cul-de-sac is exposed. The peritoneum of the posterior cul-de-sac
is picked up and opened.
The posterior cul-de-sac
is opened. A finger may be inserted into the cul-de-sac, and
the uterus and adnexa explored.
For demonstration purposes, two right-angle
retractors are shown, with the upper elevating the vagina and
bladder and the lower exposing the anterior cul-de-sac. The upper
retractor is removed, and the lower retractor is utilized to
elevate the bladder and ureter out of the surgical field. A right-angle
retractor is used to expose the lateral vaginal fornix. The cervix
is retracted to the contralateral side, exposing the uetrosacral
and cardinal ligaments. A finger is used to explore the posterior

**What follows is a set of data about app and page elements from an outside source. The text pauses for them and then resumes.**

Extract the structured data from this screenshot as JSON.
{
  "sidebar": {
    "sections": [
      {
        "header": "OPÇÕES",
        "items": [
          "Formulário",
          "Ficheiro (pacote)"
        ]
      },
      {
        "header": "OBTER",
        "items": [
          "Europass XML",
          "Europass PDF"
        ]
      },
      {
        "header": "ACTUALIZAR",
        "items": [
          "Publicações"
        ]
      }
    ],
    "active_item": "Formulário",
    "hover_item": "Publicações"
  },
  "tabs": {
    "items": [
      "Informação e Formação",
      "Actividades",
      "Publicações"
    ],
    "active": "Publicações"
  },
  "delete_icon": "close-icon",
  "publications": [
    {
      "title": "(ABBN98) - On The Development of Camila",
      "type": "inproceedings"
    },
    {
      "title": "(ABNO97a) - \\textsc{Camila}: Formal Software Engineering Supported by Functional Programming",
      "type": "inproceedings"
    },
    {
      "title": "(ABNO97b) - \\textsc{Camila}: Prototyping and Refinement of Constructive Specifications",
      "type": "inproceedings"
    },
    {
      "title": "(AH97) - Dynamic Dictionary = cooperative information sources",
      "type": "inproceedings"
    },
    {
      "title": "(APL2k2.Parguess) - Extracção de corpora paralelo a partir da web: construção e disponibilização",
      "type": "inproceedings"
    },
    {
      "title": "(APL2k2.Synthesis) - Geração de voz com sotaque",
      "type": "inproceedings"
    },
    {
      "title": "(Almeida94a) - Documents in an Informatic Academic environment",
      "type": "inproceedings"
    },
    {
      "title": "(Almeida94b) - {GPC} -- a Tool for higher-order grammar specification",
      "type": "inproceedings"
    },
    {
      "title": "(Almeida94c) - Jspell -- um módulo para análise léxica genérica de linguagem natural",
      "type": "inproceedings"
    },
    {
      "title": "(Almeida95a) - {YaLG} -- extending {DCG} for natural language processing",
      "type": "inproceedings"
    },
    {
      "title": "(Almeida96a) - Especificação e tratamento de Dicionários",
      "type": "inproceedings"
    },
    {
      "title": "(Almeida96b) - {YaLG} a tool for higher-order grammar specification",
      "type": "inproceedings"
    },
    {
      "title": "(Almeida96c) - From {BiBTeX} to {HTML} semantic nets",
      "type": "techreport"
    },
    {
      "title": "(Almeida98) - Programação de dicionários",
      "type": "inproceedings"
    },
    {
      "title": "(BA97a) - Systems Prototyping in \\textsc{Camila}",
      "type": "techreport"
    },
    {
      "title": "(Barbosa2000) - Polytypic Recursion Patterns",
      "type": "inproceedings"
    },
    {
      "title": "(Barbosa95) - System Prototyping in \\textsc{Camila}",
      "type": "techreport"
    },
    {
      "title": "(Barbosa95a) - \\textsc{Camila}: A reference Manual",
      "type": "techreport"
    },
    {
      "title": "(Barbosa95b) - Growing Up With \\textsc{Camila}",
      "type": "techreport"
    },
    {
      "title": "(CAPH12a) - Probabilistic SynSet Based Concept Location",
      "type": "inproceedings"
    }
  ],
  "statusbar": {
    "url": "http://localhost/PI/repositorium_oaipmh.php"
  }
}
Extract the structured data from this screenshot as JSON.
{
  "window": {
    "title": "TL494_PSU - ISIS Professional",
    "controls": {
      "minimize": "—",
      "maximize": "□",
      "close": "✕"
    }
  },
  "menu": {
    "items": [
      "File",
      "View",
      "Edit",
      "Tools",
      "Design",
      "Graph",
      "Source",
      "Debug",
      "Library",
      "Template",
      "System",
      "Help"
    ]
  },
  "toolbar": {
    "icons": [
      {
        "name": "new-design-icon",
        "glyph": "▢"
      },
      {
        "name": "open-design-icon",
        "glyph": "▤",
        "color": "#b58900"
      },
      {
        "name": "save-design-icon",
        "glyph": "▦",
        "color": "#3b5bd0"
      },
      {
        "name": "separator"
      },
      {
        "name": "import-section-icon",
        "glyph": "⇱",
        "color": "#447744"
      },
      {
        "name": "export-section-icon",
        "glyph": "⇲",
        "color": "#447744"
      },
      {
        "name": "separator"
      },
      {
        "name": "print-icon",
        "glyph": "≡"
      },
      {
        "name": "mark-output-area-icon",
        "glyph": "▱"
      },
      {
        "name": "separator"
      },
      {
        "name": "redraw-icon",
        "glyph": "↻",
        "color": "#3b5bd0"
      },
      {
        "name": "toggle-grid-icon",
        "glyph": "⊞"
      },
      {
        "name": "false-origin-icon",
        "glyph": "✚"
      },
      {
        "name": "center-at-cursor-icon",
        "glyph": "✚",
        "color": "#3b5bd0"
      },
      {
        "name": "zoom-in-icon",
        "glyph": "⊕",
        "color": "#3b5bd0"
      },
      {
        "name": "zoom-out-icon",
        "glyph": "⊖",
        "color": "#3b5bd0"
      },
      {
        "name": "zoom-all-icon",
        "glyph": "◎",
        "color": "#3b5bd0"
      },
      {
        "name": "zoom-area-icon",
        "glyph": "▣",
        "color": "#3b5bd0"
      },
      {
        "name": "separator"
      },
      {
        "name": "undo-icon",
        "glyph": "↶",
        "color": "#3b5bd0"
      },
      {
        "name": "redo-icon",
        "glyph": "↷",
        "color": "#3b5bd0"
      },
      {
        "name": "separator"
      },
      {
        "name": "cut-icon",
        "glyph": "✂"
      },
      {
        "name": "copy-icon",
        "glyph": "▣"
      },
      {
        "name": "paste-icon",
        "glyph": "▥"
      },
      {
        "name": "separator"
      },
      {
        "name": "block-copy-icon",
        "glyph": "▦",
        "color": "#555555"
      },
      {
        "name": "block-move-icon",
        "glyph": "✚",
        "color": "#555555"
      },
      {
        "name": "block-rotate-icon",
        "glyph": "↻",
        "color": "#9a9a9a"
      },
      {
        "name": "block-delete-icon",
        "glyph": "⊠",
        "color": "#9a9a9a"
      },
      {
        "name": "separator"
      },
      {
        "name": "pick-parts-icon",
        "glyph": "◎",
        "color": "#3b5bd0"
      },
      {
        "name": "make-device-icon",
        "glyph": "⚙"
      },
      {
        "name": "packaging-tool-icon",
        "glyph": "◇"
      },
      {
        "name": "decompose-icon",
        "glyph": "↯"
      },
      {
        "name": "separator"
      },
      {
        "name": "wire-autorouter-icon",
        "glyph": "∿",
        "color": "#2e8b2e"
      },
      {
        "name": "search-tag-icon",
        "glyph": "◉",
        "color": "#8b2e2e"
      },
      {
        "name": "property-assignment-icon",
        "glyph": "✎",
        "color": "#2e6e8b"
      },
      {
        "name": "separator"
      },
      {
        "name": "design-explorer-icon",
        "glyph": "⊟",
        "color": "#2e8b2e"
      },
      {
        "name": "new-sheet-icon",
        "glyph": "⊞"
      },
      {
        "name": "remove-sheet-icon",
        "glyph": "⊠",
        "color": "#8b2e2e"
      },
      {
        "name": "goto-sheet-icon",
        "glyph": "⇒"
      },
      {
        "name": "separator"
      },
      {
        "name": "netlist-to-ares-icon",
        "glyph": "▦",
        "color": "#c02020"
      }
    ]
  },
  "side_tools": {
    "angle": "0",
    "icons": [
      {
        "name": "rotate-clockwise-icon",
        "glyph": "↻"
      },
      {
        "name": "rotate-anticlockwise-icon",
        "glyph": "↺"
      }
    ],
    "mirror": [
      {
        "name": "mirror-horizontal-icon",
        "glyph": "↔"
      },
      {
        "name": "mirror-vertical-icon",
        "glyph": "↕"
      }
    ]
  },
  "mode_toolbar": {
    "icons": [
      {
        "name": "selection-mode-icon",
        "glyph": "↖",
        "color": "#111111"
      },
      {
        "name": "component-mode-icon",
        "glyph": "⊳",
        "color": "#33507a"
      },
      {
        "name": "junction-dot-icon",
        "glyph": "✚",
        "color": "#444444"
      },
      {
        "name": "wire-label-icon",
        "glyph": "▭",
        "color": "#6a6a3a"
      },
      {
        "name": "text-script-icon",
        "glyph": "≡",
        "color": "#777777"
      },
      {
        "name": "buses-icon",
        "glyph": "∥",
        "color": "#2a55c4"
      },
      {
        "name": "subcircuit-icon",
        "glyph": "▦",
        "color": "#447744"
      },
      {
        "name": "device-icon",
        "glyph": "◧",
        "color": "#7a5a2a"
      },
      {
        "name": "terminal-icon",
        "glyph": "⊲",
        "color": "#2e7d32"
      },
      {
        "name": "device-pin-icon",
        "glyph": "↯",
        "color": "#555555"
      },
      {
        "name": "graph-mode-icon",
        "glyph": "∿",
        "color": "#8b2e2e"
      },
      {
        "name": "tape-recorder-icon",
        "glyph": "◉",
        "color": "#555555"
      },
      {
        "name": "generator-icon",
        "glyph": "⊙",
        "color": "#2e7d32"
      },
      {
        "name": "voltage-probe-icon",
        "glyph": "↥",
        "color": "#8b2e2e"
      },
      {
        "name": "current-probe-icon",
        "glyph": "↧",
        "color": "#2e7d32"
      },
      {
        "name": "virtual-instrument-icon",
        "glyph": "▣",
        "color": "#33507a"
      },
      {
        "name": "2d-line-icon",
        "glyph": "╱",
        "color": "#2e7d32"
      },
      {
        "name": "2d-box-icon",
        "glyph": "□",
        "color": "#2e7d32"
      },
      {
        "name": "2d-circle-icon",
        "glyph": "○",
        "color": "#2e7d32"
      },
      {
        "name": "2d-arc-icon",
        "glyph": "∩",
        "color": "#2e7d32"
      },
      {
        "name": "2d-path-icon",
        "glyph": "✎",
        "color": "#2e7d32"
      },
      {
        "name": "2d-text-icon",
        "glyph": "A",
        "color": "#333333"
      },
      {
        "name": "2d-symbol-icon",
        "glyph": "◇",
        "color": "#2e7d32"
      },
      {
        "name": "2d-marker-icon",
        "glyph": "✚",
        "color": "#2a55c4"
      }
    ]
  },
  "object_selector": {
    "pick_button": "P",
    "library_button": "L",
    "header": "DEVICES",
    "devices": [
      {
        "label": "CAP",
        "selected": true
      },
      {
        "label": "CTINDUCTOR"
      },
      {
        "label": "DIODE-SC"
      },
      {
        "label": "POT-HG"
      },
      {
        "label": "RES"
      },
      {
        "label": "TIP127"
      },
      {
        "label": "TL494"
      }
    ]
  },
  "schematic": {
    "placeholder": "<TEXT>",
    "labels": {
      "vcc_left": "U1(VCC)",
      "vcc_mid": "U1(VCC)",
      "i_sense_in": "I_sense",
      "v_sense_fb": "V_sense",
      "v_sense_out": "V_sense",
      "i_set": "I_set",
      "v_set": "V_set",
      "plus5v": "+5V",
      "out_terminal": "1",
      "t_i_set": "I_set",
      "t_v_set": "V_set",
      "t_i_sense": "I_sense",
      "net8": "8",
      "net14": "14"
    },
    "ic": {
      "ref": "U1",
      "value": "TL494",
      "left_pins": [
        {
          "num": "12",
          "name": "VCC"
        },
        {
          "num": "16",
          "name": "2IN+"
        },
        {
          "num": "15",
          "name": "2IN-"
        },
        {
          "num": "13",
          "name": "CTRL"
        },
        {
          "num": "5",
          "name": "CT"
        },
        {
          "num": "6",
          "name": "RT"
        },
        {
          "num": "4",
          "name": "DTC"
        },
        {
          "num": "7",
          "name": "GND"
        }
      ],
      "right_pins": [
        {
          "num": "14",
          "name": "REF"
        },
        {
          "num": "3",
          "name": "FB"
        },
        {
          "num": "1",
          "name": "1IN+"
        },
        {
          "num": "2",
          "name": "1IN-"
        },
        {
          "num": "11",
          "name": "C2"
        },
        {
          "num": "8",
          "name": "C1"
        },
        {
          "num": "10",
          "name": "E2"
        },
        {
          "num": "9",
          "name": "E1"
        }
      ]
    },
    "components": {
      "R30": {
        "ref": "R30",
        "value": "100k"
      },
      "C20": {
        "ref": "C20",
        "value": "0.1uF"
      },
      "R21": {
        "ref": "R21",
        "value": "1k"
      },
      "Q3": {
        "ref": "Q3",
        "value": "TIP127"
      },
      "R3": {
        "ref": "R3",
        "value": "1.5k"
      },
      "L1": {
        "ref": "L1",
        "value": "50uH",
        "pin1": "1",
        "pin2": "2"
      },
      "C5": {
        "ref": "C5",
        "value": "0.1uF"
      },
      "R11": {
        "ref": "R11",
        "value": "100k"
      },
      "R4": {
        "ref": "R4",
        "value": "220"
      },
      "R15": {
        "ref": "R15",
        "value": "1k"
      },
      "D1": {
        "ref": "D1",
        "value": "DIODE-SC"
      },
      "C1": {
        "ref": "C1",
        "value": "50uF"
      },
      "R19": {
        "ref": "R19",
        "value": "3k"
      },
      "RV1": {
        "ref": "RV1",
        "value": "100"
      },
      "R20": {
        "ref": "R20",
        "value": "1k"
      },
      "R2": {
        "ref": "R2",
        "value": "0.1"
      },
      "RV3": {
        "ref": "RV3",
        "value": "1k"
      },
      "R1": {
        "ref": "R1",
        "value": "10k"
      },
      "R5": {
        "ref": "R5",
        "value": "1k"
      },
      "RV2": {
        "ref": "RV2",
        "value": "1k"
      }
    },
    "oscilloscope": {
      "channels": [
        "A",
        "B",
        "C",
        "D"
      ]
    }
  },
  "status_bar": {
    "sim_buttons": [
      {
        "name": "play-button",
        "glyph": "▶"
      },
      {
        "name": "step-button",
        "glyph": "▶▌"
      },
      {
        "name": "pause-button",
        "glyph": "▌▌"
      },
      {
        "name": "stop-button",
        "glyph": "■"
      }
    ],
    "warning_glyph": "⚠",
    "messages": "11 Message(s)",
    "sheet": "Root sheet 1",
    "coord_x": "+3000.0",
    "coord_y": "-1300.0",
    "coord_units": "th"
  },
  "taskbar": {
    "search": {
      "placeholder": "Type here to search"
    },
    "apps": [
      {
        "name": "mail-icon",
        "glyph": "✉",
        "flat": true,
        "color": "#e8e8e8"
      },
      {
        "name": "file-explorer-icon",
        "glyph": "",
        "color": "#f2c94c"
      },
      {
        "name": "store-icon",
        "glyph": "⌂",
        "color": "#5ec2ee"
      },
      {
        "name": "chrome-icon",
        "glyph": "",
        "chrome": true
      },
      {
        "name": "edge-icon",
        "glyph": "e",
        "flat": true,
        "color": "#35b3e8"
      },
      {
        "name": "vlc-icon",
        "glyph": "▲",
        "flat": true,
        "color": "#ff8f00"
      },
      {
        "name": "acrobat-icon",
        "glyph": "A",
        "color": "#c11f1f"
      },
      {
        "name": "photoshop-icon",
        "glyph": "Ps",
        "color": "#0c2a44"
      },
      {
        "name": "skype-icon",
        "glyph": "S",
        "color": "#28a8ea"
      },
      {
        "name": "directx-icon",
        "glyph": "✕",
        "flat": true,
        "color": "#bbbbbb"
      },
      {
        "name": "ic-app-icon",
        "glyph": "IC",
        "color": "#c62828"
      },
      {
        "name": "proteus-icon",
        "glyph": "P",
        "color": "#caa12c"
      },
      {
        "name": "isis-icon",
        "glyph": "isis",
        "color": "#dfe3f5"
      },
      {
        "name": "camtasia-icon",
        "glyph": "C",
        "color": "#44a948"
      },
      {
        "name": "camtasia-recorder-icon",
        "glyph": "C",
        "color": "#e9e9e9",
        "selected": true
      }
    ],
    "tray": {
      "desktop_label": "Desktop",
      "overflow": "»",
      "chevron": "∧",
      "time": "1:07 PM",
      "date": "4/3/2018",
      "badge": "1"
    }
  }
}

cul-de-sac to ensure that bowel has not moved into this area
prior to placing the Heaney clamp on the uterosacral and cardinal
ligaments. The Heaney clamp should be placed immediately adjacent
to the body of the lower uterine segment. The tips of the clamp
should actually grasp a small portion of the lower uterine segment.
The uterosacral ligament and a small section of the cardinal
ligament are clamped and incised (dotted line). The
pedicle is tied with No. 1 synthetic absorbable suture.
The right-angle Heaney retractors
are seen in the anterior and posterior cul-de-sac, and right-angle
lateral retractors have been moved to the left side of the vagina.
The cervix is deviated to the patient's right and slightly anterior,
exposing the uterosacral ligament on the left. The uterosacral
ligament is clamped, incised, and tied with 2-0 synthetic absorbable
Depending on the length of the cervix, several
bites may be required to remove a long cervix while the right-angle
Heaney retractor is elevating the bladder and ureter. A small
portion of the cardinal ligament is clamped, incised, and tied
with 2-0 synthetic absorbable suture.
The cardinal ligament on the opposite side
is clamped, incised, and tied.
It is best to remove the cervix at the lower
uterine segment, and the surgeon must judge how much of the cervix
should be amputated.
The anterior right-angle Heaney retractor
elevates the bladder and ureter, and the posterior right-angle
Heaney retractor depresses the rectum. Traction is made on the
cervix, and the amputation is made with a scalpel at the lower
An attempt is made to angulate
the plane of the incision in the cervix so that it is "wedged
out' rather than incised perpendicular to its surface. This facilitates
coverage of the lower uterine segment with vaginal mucosa. The
lower uterine segment is moved posteriorly; the cardinal and
uterosacral ligaments are brought across the anterior surface
of the cervix and sutured to the lower uterine segment with interrupted
No. 1 synthetic absorbable sutures. The bladder and ureters are
elevated out of the surgical field with the right-angle Heaney
The right uterosacral and cardinal ligaments
have been sutured in place, and the left uterosacral and cardinal
ligaments are exposed.
The left cardinal and uterosacral ligaments
are sutured in place, overlapping those from the right side and
creating a firm ligament band in front of the lower uterine segment.
The lower uterine segment is held posteriorly, bringing the fundus
anteriorly. The angle of the uterus is thus changed in the pelvic
In most cases of second-and
third-degree uterine descensus, there will be significant cystourethrocele.
Therefore, the standard anterior repair as shown in Vagina and
Urethra, would be performed at this time.
After the anterior repair has been performed,
the vaginal mucosa is closed with interrupted No. 1 synthetic
absorbable suture so that it covers the lower uterine segment
with vaginal mucosa.
The row of interrupted synthetic absorbable
sutures closing the vaginal mucosa is extended to the opposite
The finished procedure shows the uterine
canal opened for drainage of mucus.
A Foley catheter is placed in the bladder
and left in place for 4-5 days when an anterior repair and Kelly
plication have been performed. If no anterior repair or Kelly
plication was performed, a Foley catheter may not be necessary.